Several decades ago I was a Republican. This information will startle many, but when they started losing their minds, I left that side of the aisle. They are still severely in need of white coats that buckle in the back, but I thought people might enjoy a blast from the past when I was really angry with Jerry Brown over the busing issue. As a single, working mother, I didn’t want the state carting my kids all over creation at a huge cost while forcing them to breath freeway effluvia a couple of hours a day. Since I had access to an opinion column of a weekly paper in the San Fernando Valley, the following piece published in 1979 was the result and might be fun now that I am rooting for Jerry and his battles against the marauding right wing while trying to make some headway against California’s budget mess. Still the very last line holds up for all politicians everywhere and at all times.
While re-reading it, I realized that absolutely nothing has changed in 31 years except that Linda Ronstadt and I have gotten a lot older. At least she can still sing and I can still write.
Jerry Brown…bringing up the rear!
The recent gubernatorial elections have placed Jerry Brown in the politically enviable position of being as liberal or conservative as he wishes by the simple expediency of leaving town while avoiding the honor of being ridden out on a rail.
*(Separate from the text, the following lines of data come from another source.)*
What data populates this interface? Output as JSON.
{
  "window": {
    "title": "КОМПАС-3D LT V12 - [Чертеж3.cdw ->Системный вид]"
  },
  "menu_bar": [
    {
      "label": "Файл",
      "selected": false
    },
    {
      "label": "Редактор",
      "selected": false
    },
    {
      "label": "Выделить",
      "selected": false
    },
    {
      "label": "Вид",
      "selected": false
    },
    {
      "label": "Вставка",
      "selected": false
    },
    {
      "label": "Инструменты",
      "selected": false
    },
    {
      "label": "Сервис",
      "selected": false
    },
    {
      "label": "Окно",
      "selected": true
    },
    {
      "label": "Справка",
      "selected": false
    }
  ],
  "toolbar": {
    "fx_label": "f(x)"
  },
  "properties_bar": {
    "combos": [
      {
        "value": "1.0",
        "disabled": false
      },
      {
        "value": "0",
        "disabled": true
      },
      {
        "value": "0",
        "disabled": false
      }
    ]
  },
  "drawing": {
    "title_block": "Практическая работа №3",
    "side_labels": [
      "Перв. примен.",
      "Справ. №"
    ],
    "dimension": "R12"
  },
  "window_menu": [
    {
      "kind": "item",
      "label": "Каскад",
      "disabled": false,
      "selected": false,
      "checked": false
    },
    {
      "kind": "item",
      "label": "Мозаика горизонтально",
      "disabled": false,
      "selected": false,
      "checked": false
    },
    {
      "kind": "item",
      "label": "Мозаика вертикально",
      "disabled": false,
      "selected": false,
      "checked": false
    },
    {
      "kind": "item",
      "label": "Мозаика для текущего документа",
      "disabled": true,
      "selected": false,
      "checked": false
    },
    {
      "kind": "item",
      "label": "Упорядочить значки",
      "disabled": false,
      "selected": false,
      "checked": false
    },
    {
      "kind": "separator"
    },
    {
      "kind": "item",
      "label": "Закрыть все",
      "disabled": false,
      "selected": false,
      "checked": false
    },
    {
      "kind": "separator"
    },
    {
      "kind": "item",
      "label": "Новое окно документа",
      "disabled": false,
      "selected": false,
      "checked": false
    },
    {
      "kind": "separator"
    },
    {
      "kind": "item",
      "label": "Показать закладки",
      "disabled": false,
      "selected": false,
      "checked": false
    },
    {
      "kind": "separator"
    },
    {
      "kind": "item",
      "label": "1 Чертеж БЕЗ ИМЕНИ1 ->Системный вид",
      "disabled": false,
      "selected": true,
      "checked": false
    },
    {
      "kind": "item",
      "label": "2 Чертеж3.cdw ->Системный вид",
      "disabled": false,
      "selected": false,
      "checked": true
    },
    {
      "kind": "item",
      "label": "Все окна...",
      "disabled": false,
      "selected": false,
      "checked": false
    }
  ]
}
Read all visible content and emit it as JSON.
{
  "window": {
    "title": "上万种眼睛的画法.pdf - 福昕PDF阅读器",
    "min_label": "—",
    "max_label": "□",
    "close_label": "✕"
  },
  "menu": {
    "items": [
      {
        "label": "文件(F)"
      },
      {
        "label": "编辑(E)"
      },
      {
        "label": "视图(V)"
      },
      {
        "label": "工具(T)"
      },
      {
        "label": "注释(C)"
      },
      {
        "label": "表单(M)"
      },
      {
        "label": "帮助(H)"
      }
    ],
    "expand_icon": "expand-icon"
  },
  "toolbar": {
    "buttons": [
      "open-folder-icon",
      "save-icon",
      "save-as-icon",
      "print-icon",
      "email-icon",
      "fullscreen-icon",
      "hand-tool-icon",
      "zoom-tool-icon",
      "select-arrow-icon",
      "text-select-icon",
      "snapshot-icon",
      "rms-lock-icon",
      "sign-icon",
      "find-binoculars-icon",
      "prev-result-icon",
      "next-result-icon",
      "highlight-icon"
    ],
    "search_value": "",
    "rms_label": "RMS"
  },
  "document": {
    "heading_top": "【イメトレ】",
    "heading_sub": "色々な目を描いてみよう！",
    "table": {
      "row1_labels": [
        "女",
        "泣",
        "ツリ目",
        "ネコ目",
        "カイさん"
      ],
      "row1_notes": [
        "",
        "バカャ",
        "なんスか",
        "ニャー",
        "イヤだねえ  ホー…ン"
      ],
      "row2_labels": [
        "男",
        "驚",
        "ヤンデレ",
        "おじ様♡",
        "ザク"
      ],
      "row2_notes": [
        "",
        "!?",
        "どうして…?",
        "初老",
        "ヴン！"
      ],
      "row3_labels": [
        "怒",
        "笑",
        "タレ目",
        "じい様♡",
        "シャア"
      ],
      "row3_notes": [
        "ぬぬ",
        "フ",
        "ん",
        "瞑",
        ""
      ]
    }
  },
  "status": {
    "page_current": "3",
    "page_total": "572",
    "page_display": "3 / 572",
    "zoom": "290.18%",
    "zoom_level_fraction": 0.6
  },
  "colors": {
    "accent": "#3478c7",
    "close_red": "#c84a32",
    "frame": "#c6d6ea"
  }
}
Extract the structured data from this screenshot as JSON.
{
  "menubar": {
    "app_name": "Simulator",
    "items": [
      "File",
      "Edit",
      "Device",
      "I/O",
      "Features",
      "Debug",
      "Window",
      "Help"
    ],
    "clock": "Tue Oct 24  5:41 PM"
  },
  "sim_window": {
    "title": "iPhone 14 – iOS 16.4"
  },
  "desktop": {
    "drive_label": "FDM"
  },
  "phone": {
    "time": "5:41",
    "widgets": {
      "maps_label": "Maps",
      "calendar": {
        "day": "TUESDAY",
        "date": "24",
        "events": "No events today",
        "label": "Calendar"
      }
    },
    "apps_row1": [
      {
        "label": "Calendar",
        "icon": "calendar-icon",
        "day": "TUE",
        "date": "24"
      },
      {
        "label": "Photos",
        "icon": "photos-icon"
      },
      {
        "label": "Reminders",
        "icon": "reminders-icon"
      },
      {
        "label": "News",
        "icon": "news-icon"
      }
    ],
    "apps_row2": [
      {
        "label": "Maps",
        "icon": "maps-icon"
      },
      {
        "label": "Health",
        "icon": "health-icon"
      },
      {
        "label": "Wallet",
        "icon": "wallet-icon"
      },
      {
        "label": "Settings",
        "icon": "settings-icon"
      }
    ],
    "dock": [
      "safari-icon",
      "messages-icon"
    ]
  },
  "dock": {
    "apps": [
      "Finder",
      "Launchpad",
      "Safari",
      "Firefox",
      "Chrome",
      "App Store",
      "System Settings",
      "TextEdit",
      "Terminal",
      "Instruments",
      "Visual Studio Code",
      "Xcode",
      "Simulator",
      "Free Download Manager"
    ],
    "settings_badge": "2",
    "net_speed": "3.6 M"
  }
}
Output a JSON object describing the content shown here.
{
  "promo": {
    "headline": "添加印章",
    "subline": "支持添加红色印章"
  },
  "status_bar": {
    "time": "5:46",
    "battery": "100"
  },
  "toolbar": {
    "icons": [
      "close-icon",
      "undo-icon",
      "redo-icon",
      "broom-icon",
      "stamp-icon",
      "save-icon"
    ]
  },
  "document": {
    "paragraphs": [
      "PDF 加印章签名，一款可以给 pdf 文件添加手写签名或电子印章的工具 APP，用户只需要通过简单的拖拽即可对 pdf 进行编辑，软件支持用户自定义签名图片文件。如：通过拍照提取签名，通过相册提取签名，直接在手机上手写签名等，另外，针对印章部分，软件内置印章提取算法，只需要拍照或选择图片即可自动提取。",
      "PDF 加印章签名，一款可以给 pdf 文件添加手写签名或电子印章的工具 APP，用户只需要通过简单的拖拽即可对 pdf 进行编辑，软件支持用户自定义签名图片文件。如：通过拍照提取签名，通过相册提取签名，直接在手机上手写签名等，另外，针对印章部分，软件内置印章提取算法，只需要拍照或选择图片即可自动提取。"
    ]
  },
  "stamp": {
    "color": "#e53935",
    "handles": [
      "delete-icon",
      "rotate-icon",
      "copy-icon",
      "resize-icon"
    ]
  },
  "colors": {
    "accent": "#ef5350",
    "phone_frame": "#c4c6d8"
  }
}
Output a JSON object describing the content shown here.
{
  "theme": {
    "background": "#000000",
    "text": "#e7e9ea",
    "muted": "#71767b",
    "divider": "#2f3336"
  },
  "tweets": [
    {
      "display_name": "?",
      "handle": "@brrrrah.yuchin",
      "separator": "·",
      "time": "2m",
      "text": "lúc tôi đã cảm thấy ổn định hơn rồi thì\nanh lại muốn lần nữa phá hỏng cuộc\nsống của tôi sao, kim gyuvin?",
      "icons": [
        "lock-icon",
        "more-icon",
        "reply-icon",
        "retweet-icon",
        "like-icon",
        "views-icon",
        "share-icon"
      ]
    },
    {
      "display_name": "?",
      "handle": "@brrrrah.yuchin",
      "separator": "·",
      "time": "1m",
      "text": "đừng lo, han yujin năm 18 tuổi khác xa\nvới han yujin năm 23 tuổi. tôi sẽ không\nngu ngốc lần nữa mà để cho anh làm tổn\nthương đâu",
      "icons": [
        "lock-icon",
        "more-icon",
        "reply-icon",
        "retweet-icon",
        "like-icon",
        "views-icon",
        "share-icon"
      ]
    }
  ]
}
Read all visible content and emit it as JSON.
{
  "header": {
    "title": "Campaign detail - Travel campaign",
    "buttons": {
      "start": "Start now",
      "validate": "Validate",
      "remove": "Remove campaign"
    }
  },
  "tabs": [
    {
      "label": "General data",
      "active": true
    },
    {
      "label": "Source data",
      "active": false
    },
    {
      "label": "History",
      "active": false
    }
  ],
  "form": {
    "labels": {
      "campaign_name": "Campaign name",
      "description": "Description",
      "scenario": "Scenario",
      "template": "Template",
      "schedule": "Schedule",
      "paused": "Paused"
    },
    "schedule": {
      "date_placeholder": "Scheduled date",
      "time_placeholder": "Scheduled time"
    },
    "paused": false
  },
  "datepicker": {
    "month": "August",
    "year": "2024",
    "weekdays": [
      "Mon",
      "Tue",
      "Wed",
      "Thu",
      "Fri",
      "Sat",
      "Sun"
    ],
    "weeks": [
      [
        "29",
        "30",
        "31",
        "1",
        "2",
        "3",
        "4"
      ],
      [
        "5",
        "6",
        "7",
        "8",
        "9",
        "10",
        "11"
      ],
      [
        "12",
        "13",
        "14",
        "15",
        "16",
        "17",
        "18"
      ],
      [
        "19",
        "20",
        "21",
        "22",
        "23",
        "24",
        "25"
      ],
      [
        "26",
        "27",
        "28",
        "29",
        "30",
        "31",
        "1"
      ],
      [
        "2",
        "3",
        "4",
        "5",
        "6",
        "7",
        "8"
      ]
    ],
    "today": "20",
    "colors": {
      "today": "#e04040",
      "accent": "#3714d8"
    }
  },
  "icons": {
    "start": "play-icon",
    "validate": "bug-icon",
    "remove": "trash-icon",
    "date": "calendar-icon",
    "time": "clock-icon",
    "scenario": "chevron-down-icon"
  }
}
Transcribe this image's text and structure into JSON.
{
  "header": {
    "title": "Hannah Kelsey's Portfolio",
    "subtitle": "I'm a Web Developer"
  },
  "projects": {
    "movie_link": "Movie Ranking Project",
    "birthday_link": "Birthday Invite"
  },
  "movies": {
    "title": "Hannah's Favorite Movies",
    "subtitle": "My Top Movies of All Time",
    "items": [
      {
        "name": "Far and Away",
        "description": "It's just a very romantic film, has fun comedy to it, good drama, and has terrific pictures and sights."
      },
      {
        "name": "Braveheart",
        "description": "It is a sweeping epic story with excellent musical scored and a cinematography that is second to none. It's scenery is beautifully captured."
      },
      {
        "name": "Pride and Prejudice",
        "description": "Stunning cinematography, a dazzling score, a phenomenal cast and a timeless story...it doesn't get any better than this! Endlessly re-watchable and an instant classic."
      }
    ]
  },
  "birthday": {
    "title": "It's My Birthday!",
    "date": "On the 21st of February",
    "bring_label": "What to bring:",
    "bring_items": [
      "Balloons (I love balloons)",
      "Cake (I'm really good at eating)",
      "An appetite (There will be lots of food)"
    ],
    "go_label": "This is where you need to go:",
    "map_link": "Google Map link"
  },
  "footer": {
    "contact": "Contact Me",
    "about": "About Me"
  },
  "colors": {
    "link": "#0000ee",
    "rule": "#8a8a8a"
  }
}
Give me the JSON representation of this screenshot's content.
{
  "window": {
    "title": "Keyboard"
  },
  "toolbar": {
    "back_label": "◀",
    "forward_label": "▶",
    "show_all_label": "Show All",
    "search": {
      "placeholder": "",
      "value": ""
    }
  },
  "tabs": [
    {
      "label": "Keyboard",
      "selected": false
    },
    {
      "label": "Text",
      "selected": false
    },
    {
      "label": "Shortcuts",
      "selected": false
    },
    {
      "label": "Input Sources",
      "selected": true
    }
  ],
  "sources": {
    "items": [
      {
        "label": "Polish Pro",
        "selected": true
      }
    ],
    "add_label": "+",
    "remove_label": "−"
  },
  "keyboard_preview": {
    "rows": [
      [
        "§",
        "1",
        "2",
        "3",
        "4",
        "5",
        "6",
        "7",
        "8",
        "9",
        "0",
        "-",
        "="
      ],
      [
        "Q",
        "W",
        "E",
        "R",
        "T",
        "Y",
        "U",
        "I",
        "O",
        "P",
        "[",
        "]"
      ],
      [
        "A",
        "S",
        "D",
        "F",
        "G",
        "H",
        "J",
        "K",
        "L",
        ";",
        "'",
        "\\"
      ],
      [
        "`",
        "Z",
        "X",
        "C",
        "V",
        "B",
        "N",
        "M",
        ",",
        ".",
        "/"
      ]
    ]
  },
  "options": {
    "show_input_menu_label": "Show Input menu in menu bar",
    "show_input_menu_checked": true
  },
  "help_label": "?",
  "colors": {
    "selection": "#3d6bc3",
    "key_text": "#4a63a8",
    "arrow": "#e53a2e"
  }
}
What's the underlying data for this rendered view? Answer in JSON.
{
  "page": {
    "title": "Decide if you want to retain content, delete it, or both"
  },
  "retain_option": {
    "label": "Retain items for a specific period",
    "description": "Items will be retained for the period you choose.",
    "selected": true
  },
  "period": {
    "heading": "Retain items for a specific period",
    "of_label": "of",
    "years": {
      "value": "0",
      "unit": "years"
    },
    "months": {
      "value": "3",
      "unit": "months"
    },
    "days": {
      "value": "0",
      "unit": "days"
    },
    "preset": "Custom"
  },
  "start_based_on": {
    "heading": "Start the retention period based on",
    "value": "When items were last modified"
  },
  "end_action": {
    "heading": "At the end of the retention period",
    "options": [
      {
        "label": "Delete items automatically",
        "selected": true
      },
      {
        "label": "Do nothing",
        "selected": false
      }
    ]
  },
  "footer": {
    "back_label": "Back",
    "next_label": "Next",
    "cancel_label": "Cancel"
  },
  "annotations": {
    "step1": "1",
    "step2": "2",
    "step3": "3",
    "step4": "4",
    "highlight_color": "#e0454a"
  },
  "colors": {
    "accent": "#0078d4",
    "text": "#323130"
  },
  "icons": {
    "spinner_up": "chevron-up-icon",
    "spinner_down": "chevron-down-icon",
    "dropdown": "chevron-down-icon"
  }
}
It would seem that with the prospect of the Presidency in the offing that the Governor has taken a cue from previous aspirants for that office and chosen to be viable without the necessity of fulfilling his present office in such a way as to draw neither praise nor criticism.
In our current society there are few who would begrudge Mr. Brown a vacation at his own expense or deny him the comfort and companionship of Miss Ronstadt, nor even accuse him of having gone from potential pontiff to peripatetic profligate all in one lifetime. But the question must arise as to how one governs a state in absentia, only returning long enough to rescind any Lieutenant Gubernatorial decisions he feels cast him in a politically ambiguous position with his party’s hierarchy.
The degree of public participation in the elective process has been most noticeable recently by its absence. While apathy is not a laudable virtue, it can be understood if not condoned by the fact that we have been cozened once too often by empty slogans followed by little or no action. The citizens faith in our politicians can best be restored by those in office making their attitudes known on all issues and then making those attitudes available to the populace for acceptance or rejection.
Slogans are fine for sixty second television ads, but they have no place in the actual process of governing. It is time for hard practical decisions not double talk. When one is elected to lead, leadership is expected. Most particularly when it means choosing sides and making definite statements of position. At a time when several issues are coming to a head in our state from the curtailment of government spending and waste in the wake of Proposition 13 to one aspect of the methods by which all the children of the state may best be served by our educational system, it is improper for the Governor of that state to go from cant to recant.
The whole basis of our government is an informed and active populace. Ad campaigns do not inform. Buzz words and catch phrases coined by well paid PR men and speechwriters do not encourage the involvement of the electorate. It is a time for those elected to office and those who placed them in that position to assume their mutual responsibilities.
Jerry Brown can best demonstrate his ability to perform the duties of any elective office by having the courage to call a special election on the issues of government spending and forced busing which are now ready for the public’s decision. If he feels this would tarnish his image, he could at least have the grace to leave town long enough for Mike Curb to do the job properly, and then Jerry can return and once more lead the way by bringing up the rear.
Catchy jingles may sell soap – once. They can even sell politicians – once. But unless the image is backed up by action, both the soap and the politician will go down the drain.